One of the world's most famous political prisoners, Aung San Suu Kyi has been detained for 15 out of the last 21 years. She was last freed in 2002.
Her release date come just days after the ruling military junta, under chairman of the State Peace and Development Council (SPDC) General Than Shwe, declared they had won the first elections in the country for 20 years - since Suu Kyi's NLD won a landslide victory in 1990.
Suu Kyi said she "would not dream" of taking part in Burma's elections and the NLD boycotted the vote, so the party was officially dissolved.
Read more - Aung San Suu Kyi: 'The Lady' of Burma
There will be a temptation among some in the international community to view Aung San Suu Kyi’s release as a step forward and therefore to ease pressure on the regime. Such a move would be a tragic mistake.
As Aung San Suu Kyi herself said when she was last released in 2002, “My release should not be looked at as a major breakthrough for democracy. For all people in Burma to enjoy basic freedom – that would be the major breakthrough”.
Real progress in Burma can be measured only when all political prisoners are released, a nationwide ceasefire in the ethnic areas is declared, and the regime engages in a meaningful dialogue with the democracy movement led by Aung San Suu Kyi and genuine representatives of Burma’s ethnic groups.
The regime’s widespread and systematic use of rape as a weapon of war, forced labour, torture and the recruitment of child soldiers must stop, and there must be access for international humanitarian organisations to all parts of the country.
The military must end its shoot-on-sight policy in which ethnic civilians, including the elderly, women and children are killed at point-blank range.
Since 1996, more than 3,500 villages in eastern Burma alone have been destroyed.
More from Channel 4 News on Burma
In other parts of the country, particularly Chin, Arakan and Kachin states in western and northern Burma, religious persecution of Christians and Muslims is a policy alongside rape and forced labour.
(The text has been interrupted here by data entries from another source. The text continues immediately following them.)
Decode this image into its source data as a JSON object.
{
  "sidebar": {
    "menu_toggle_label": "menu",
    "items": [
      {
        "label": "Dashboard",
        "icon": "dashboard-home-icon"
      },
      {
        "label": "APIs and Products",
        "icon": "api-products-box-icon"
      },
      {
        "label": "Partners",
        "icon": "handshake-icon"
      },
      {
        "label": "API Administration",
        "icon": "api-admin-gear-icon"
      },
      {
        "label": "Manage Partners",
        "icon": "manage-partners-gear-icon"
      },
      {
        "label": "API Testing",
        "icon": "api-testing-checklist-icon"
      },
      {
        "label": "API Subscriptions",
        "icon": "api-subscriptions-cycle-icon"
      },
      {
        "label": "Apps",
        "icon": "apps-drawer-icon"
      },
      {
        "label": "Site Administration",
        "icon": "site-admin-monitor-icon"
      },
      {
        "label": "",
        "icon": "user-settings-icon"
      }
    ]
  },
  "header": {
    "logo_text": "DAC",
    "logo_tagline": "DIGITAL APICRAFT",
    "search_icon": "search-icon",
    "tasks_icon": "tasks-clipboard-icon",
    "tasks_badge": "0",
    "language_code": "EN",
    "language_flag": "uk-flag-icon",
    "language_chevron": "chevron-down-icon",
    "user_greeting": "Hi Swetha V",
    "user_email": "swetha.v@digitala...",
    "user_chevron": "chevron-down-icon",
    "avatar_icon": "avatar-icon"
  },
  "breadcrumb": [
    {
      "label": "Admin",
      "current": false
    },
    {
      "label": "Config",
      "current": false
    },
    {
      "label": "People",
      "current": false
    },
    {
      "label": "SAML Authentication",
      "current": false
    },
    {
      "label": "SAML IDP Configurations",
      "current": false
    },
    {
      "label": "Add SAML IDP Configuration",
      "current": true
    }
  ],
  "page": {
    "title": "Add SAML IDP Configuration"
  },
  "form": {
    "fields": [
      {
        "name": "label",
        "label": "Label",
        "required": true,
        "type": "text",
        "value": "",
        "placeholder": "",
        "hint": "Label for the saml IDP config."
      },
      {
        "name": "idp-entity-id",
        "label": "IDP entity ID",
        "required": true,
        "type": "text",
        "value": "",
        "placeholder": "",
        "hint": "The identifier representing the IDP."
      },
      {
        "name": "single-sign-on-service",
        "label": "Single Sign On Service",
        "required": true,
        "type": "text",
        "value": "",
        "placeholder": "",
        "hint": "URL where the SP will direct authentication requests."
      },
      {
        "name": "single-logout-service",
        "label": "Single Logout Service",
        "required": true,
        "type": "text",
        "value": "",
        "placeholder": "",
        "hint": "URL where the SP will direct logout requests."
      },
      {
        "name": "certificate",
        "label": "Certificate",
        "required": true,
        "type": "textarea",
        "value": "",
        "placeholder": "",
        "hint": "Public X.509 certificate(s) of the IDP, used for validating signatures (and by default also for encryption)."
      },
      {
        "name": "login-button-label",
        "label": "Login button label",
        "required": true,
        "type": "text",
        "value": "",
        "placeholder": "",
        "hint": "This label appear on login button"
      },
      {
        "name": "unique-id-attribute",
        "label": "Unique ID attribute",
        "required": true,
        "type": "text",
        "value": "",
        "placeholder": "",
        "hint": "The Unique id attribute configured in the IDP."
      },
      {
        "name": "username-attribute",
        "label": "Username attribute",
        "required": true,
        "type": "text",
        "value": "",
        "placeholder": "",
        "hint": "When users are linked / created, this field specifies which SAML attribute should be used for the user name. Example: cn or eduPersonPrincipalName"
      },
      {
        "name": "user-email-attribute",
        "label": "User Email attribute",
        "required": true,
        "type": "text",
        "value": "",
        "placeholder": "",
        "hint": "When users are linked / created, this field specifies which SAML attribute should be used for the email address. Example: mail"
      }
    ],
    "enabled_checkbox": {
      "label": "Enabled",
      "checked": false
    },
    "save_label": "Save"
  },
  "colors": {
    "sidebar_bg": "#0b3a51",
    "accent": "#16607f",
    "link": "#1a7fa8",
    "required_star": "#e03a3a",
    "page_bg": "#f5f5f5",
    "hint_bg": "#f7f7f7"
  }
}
Only when all the people of Burma, regardless of ethnicity and religion, are assured equal rights and real peace can we talk of progress.
To achieve this, the international community must now redouble its efforts. A carefully co-ordinated strategy of targeted pressure and high-level engagement must be developed. The past week has shown that the regime does care more about international opinion than we sometimes realise. Why else would they go through the motions of elections, albeit a sham and charade? Why else would they free Aung San Suu Kyi? The Generals do not like their pariah status.
The UN Secretary-General Ban Ki-moon must therefore take personal leadership of efforts to support the people of Burma in their struggle for freedom.
He must deploy all the resources available to him to revive a UN-led initiative to encourage dialogue in Burma. Dialogue is the one policy which unites everyone. The UN Security Council, General Assembly, Human Rights Council and Secretary-General, the European Union, the United States, the Association of South-East Asian Nations (ASEAN) and even China have called for dialogue.
Aung San Suu Kyi and the ethnic nationalities have both indicated their readiness to talk – indeed, dialogue and national reconciliation is the centrepiece of their platform.
The regime has taken a risk in releasing Aung San Suu Kyi today. Twenty-two years after she first won the hearts of her people during pro-democracy protests in Rangoon, she retains the most extraordinarily potent political role. She is as central and relevant to Burma’s politics as ever. No one else has the capacity to inspire, mobilise and unite people the way she can. Among the ethnic nationalities, she is the only Burman whom people speak of with genuine love and respect.
In taking this risk, the regime should now be urged to seize the opportunity it presents – to enter into dialogue, and chart a new future for Burma. The alternative is increased political tension and an escalation in ethnic conflict. This is a carpe diem moment for Burma, and for the international community. Let it not be yet another missed opportunity.
Benedict Rogers is a human rights activist working with Christian Solidarity Worldwide (CSW) based in London. He has made more than 30 visits to Burma and its borderlands, and is the author of Than Shwe: Unmasking Burma’s Tyrant (Silkworm Books, 2010).